→ ACTIVITY
Every line of the entries with the word "triangle" in it should be shown.

>>>

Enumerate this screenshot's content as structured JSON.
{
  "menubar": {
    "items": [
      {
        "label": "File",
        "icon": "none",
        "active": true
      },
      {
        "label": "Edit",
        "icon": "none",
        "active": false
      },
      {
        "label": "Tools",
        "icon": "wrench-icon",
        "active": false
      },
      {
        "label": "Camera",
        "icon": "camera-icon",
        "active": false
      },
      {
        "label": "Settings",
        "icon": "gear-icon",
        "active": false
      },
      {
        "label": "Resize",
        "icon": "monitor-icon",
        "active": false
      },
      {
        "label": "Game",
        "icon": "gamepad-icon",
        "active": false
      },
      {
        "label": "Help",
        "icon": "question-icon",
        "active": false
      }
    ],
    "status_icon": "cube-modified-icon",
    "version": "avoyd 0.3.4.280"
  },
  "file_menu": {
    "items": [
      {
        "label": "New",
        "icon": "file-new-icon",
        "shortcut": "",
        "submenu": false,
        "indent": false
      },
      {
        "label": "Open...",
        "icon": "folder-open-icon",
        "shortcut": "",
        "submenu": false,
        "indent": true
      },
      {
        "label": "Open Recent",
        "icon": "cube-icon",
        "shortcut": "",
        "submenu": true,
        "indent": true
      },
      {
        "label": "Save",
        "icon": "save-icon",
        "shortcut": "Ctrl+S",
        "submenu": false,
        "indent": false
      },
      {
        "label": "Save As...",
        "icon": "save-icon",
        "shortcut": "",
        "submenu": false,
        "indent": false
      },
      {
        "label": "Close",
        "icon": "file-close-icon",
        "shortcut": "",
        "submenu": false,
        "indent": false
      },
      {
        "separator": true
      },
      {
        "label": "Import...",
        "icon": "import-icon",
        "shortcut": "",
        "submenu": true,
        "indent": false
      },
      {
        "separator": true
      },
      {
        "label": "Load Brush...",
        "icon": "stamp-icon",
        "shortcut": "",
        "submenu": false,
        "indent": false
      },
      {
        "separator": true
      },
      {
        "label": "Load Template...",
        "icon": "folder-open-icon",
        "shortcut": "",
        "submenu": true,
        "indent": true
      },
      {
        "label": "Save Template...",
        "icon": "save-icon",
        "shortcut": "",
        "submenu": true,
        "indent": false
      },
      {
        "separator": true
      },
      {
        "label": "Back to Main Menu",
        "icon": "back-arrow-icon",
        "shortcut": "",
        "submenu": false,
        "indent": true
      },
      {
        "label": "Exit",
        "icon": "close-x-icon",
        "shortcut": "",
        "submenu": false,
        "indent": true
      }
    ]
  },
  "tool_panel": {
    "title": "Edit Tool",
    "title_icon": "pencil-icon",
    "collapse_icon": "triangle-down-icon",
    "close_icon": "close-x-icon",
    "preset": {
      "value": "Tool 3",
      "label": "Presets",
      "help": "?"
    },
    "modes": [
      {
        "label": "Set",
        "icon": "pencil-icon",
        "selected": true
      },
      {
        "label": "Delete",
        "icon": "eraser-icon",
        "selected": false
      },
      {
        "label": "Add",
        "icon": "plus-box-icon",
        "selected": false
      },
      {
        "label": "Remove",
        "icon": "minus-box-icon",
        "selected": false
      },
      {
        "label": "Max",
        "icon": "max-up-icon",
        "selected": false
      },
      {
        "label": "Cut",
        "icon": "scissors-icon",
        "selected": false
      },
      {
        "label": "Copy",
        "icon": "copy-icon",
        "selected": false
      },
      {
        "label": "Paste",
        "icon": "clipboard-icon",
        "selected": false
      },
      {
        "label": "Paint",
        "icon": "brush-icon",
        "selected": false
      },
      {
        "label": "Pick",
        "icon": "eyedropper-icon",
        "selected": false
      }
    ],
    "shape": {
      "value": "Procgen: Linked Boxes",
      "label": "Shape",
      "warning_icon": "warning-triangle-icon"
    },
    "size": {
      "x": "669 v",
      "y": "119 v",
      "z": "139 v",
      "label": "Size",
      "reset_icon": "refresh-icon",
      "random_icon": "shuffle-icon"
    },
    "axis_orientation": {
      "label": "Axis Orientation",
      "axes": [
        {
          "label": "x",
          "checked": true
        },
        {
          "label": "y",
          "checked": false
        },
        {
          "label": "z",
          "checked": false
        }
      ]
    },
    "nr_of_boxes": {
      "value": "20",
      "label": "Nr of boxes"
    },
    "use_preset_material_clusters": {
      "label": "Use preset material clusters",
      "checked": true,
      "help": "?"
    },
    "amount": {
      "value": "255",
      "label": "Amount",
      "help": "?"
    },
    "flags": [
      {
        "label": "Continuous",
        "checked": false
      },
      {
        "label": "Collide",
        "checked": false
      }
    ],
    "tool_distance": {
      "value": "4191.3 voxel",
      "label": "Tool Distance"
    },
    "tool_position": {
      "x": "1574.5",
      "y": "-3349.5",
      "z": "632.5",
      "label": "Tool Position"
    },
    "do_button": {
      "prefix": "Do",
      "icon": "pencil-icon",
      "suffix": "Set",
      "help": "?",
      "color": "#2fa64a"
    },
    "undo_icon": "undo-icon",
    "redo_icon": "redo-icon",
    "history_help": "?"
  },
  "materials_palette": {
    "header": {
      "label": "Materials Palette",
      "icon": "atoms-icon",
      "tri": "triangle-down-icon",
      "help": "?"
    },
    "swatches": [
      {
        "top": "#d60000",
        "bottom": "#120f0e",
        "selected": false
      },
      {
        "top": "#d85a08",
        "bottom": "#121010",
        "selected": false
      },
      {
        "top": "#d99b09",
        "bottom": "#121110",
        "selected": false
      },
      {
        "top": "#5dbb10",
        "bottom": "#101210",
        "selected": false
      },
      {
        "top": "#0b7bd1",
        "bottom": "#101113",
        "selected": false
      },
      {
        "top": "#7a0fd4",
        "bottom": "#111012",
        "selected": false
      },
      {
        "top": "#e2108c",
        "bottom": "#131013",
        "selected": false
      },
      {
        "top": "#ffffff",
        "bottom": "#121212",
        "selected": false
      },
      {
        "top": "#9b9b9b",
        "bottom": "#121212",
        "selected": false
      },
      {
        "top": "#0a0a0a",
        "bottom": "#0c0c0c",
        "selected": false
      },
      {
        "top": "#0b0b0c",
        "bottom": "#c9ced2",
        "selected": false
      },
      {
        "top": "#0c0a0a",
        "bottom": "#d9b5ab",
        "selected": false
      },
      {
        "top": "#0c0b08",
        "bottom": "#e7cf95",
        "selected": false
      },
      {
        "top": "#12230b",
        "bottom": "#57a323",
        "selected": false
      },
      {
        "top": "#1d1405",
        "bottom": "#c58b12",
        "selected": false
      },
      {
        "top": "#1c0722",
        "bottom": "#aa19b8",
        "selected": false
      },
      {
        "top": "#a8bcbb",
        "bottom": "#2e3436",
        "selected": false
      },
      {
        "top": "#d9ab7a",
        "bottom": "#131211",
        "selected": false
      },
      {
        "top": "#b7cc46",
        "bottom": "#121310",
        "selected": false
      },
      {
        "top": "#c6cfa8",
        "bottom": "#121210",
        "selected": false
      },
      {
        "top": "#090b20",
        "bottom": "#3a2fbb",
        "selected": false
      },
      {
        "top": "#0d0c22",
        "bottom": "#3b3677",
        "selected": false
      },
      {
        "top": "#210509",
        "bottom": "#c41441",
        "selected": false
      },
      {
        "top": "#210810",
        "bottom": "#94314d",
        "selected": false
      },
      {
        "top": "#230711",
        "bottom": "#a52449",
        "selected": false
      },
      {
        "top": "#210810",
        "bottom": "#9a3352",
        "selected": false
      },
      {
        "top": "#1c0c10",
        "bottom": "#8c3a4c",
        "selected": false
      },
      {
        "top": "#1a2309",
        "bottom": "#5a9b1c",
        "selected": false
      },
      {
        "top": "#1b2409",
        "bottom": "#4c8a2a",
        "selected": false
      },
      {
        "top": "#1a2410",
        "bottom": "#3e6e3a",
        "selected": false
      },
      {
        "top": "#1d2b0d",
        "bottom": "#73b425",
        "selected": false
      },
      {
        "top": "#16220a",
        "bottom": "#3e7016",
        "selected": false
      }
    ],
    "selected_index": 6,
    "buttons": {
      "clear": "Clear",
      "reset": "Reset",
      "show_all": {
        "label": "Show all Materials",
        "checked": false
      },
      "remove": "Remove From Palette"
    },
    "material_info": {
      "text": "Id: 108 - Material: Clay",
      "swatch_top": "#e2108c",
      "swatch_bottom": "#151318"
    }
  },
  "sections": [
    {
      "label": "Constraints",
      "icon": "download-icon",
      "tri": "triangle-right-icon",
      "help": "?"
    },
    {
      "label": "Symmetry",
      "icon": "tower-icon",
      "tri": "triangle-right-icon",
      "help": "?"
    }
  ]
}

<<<

→ EXERCISE RESPONSE
    "collapse_icon": "triangle-down-icon",
      "warning_icon": "warning-triangle-icon"
      "tri": "triangle-down-icon",
      "tri": "triangle-right-icon",
      "tri": "triangle-right-icon",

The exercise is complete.